Growing up I spent plenty of time visiting my grandparents, spending some weekends with them or time during the summer. Some of my favorite memories are mornings when I would wake and find my grandpa cooking blueberry pancakes using a cast iron double griddle on the stove or sitting and watching my grandma make her scrumptious blueberry yum yum. In fact, I’ve often requested grandma’s blueberry yum yum for my birthday as opposed to birthday cake. It’s just that delicious!
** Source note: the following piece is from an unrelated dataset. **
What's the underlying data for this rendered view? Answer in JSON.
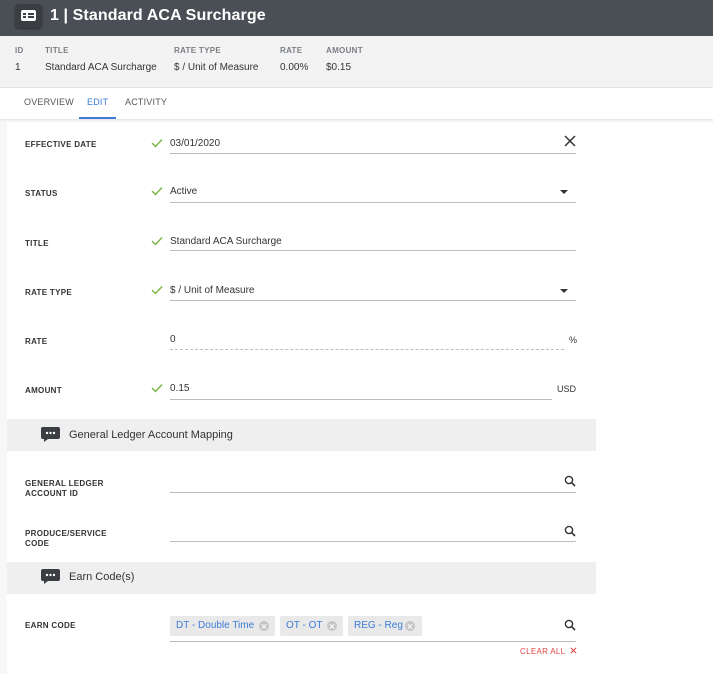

Then there were days when my mother would drag us out to search for wild blueberry bushes where we would spend hours picking blueberries and eating half of what we picked. Of course, I’m sure I grumbled and complained about all the time spent picking them but those are some of my fondest childhood memories. Both Mama and Grandma would measure out the fresh berries into freezer bags and freeze them for future use.
I guess you can safely conclude that blueberries are a comfort food for me. That they are so nutritious is a bonus! Tiny little houses of powerful antioxidants, they are rich in plant-nutrients such as soluble dietary fiber, minerals, vitamins, and also pigment anti-oxidants that contribute to the berry’s deep indigo color.
They are easy to include in many favorite foods; top cereal with them, stir them into Greek yogurt, toss them on top of your salad (ask my colleagues if I don’t do this nearly daily). Or just grab a handful and enjoy a guilt-free snack. Delicious and nutritious!
Today I’m going to share a recipe and it should come as no surprise that it is blueberry muffins. My kids ask me to bake fresh blueberry muffins regularly. I made changes to my standard recipe to lower the calorie content and experiment with how they would turn out given the changes. I replaced the oil with applesauce, the sugar with maple syrup, and replaced half the all-purpose flour with whole wheat pastry flour. Replacing the oil helped lower the calorie content and adding in whole wheat pastry flour increased nutritional value by adding fiber and other nutrients. Comparatively speaking, granulated sugar and maple syrup each contain about the same amount of sugar but maple syrup is more nutritious as it bring trace minerals with it. Granulated sugar is stripped of all nutritional value.
I noticed a difference in the color of these muffins, finding them a bit brown due to the whole wheat and maple syrup rather than the golden color we are used to. However, as my boys tasted them I received the following responses to my question of “how do you like it?”:
Seven-year-old: “Mmmmmmmmmm….” (message received, young one)
Eighteen-year-old: “They don’t taste any different to me.” (EXTREMELY valuable response coming from a teenager)
So it would seem that even with a few small changes, my blueberry muffin recipe is still a big hit. I hope you enjoy it as much as we have. 🙂